• _WHAT YOU SHOULD DO_: Copy every record that follows, word for word.

• _DATASET RECORDS_:
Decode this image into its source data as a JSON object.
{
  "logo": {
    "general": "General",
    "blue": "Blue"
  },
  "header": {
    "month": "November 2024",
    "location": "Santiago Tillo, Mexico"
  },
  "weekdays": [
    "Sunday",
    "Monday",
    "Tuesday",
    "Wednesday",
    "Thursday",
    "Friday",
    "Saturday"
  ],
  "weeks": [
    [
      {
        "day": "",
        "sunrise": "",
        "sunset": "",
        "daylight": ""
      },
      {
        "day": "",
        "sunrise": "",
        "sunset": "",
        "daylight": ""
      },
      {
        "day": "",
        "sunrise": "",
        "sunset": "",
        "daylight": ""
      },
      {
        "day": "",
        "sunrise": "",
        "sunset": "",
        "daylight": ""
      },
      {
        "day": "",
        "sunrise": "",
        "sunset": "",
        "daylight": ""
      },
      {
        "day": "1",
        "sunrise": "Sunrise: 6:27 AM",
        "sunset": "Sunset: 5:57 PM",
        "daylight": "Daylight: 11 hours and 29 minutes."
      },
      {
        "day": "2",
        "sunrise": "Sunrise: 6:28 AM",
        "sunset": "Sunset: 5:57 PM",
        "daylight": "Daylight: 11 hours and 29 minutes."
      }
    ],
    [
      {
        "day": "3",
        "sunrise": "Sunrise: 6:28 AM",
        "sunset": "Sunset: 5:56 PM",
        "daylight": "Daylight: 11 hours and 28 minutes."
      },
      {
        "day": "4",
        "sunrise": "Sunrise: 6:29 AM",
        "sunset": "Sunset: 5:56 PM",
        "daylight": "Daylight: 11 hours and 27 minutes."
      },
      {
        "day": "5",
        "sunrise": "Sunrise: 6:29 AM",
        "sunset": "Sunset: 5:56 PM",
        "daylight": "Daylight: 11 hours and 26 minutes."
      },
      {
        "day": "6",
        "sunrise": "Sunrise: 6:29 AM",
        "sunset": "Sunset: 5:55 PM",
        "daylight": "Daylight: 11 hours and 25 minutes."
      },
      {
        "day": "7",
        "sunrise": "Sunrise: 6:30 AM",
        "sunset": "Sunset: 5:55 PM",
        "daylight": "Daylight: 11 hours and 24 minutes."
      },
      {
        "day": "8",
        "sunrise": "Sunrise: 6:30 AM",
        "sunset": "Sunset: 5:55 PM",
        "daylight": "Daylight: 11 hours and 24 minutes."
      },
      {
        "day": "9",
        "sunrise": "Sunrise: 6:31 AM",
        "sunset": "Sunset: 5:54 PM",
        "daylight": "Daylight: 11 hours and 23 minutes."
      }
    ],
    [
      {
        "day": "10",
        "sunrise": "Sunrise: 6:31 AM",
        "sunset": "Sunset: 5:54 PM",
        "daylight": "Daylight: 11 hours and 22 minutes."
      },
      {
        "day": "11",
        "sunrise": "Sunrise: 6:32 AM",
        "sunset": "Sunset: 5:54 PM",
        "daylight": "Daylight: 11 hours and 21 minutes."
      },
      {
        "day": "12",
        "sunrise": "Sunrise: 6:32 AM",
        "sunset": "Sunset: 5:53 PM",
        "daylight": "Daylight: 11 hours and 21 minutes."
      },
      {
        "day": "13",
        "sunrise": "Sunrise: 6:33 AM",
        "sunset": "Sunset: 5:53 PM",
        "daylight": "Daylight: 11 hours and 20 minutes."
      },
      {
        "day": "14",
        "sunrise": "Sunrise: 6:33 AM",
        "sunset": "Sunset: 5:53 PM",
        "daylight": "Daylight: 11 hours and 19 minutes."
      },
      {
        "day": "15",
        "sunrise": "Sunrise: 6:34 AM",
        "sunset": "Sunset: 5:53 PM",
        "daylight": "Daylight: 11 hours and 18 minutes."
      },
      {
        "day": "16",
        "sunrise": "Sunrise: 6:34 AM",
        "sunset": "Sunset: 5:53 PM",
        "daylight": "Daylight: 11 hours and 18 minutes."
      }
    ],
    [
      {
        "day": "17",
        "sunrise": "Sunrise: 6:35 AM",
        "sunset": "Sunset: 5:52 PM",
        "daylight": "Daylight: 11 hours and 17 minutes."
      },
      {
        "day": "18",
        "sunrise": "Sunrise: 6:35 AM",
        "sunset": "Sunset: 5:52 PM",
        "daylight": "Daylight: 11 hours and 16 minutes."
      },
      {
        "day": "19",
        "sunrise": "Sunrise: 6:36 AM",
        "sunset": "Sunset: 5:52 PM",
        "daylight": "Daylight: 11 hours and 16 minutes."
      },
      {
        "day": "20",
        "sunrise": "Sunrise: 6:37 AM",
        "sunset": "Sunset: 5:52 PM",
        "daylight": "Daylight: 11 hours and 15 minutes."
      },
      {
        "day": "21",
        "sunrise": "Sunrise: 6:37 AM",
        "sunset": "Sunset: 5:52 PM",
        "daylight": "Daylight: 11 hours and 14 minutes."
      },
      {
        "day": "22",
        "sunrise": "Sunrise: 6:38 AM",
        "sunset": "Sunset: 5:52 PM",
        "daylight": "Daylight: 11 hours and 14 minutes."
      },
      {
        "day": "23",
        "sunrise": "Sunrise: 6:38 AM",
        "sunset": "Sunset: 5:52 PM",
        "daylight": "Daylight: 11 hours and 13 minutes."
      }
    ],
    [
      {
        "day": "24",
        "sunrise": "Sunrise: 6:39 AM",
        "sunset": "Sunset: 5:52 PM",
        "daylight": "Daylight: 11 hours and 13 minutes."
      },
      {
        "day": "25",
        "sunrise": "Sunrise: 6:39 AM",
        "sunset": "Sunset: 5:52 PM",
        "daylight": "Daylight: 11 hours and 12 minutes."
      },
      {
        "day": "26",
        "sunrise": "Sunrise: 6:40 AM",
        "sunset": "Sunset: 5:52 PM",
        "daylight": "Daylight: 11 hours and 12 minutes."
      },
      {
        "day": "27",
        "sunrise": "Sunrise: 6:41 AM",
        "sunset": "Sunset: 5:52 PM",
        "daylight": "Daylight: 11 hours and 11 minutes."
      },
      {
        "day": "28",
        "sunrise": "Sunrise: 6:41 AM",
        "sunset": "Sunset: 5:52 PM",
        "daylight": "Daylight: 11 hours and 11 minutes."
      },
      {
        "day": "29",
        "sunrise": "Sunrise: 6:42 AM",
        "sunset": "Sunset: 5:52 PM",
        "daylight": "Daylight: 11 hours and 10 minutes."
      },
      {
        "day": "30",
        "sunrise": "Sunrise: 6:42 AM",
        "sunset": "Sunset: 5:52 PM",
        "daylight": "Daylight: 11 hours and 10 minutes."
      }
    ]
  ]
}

• _RESULT_:
Decode this image into its source data as a JSON object.
{
  "logo": {
    "general": "General",
    "blue": "Blue"
  },
  "header": {
    "month": "November 2024",
    "location": "Santiago Tillo, Mexico"
  },
  "weekdays": [
    "Sunday",
    "Monday",
    "Tuesday",
    "Wednesday",
    "Thursday",
    "Friday",
    "Saturday"
  ],
  "weeks": [
    [
      {
        "day": "",
        "sunrise": "",
        "sunset": "",
        "daylight": ""
      },
      {
        "day": "",
        "sunrise": "",
        "sunset": "",
        "daylight": ""
      },
      {
        "day": "",
        "sunrise": "",
        "sunset": "",
        "daylight": ""
      },
      {
        "day": "",
        "sunrise": "",
        "sunset": "",
        "daylight": ""
      },
      {
        "day": "",
        "sunrise": "",
        "sunset": "",
        "daylight": ""
      },
      {
        "day": "1",
        "sunrise": "Sunrise: 6:27 AM",
        "sunset": "Sunset: 5:57 PM",
        "daylight": "Daylight: 11 hours and 29 minutes."
      },
      {
        "day": "2",
        "sunrise": "Sunrise: 6:28 AM",
        "sunset": "Sunset: 5:57 PM",
        "daylight": "Daylight: 11 hours and 29 minutes."
      }
    ],
    [
      {
        "day": "3",
        "sunrise": "Sunrise: 6:28 AM",
        "sunset": "Sunset: 5:56 PM",
        "daylight": "Daylight: 11 hours and 28 minutes."
      },
      {
        "day": "4",
        "sunrise": "Sunrise: 6:29 AM",
        "sunset": "Sunset: 5:56 PM",
        "daylight": "Daylight: 11 hours and 27 minutes."
      },
      {
        "day": "5",
        "sunrise": "Sunrise: 6:29 AM",
        "sunset": "Sunset: 5:56 PM",
        "daylight": "Daylight: 11 hours and 26 minutes."
      },
      {
        "day": "6",
        "sunrise": "Sunrise: 6:29 AM",
        "sunset": "Sunset: 5:55 PM",
        "daylight": "Daylight: 11 hours and 25 minutes."
      },
      {
        "day": "7",
        "sunrise": "Sunrise: 6:30 AM",
        "sunset": "Sunset: 5:55 PM",
        "daylight": "Daylight: 11 hours and 24 minutes."
      },
      {
        "day": "8",
        "sunrise": "Sunrise: 6:30 AM",
        "sunset": "Sunset: 5:55 PM",
        "daylight": "Daylight: 11 hours and 24 minutes."
      },
      {
        "day": "9",
        "sunrise": "Sunrise: 6:31 AM",
        "sunset": "Sunset: 5:54 PM",
        "daylight": "Daylight: 11 hours and 23 minutes."
      }
    ],
    [
      {
        "day": "10",
        "sunrise": "Sunrise: 6:31 AM",
        "sunset": "Sunset: 5:54 PM",
        "daylight": "Daylight: 11 hours and 22 minutes."
      },
      {
        "day": "11",
        "sunrise": "Sunrise: 6:32 AM",
        "sunset": "Sunset: 5:54 PM",
        "daylight": "Daylight: 11 hours and 21 minutes."
      },
      {
        "day": "12",
        "sunrise": "Sunrise: 6:32 AM",
        "sunset": "Sunset: 5:53 PM",
        "daylight": "Daylight: 11 hours and 21 minutes."
      },
      {
        "day": "13",
        "sunrise": "Sunrise: 6:33 AM",
        "sunset": "Sunset: 5:53 PM",
        "daylight": "Daylight: 11 hours and 20 minutes."
      },
      {
        "day": "14",
        "sunrise": "Sunrise: 6:33 AM",
        "sunset": "Sunset: 5:53 PM",
        "daylight": "Daylight: 11 hours and 19 minutes."
      },
      {
        "day": "15",
        "sunrise": "Sunrise: 6:34 AM",
        "sunset": "Sunset: 5:53 PM",
        "daylight": "Daylight: 11 hours and 18 minutes."
      },
      {
        "day": "16",
        "sunrise": "Sunrise: 6:34 AM",
        "sunset": "Sunset: 5:53 PM",
        "daylight": "Daylight: 11 hours and 18 minutes."
      }
    ],
    [
      {
        "day": "17",
        "sunrise": "Sunrise: 6:35 AM",
        "sunset": "Sunset: 5:52 PM",
        "daylight": "Daylight: 11 hours and 17 minutes."
      },
      {
        "day": "18",
        "sunrise": "Sunrise: 6:35 AM",
        "sunset": "Sunset: 5:52 PM",
        "daylight": "Daylight: 11 hours and 16 minutes."
      },
      {
        "day": "19",
        "sunrise": "Sunrise: 6:36 AM",
        "sunset": "Sunset: 5:52 PM",
        "daylight": "Daylight: 11 hours and 16 minutes."
      },
      {
        "day": "20",
        "sunrise": "Sunrise: 6:37 AM",
        "sunset": "Sunset: 5:52 PM",
        "daylight": "Daylight: 11 hours and 15 minutes."
      },
      {
        "day": "21",
        "sunrise": "Sunrise: 6:37 AM",
        "sunset": "Sunset: 5:52 PM",
        "daylight": "Daylight: 11 hours and 14 minutes."
      },
      {
        "day": "22",
        "sunrise": "Sunrise: 6:38 AM",
        "sunset": "Sunset: 5:52 PM",
        "daylight": "Daylight: 11 hours and 14 minutes."
      },
      {
        "day": "23",
        "sunrise": "Sunrise: 6:38 AM",
        "sunset": "Sunset: 5:52 PM",
        "daylight": "Daylight: 11 hours and 13 minutes."
      }
    ],
    [
      {
        "day": "24",
        "sunrise": "Sunrise: 6:39 AM",
        "sunset": "Sunset: 5:52 PM",
        "daylight": "Daylight: 11 hours and 13 minutes."
      },
      {
        "day": "25",
        "sunrise": "Sunrise: 6:39 AM",
        "sunset": "Sunset: 5:52 PM",
        "daylight": "Daylight: 11 hours and 12 minutes."
      },
      {
        "day": "26",
        "sunrise": "Sunrise: 6:40 AM",
        "sunset": "Sunset: 5:52 PM",
        "daylight": "Daylight: 11 hours and 12 minutes."
      },
      {
        "day": "27",
        "sunrise": "Sunrise: 6:41 AM",
        "sunset": "Sunset: 5:52 PM",
        "daylight": "Daylight: 11 hours and 11 minutes."
      },
      {
        "day": "28",
        "sunrise": "Sunrise: 6:41 AM",
        "sunset": "Sunset: 5:52 PM",
        "daylight": "Daylight: 11 hours and 11 minutes."
      },
      {
        "day": "29",
        "sunrise": "Sunrise: 6:42 AM",
        "sunset": "Sunset: 5:52 PM",
        "daylight": "Daylight: 11 hours and 10 minutes."
      },
      {
        "day": "30",
        "sunrise": "Sunrise: 6:42 AM",
        "sunset": "Sunset: 5:52 PM",
        "daylight": "Daylight: 11 hours and 10 minutes."
      }
    ]
  ]
}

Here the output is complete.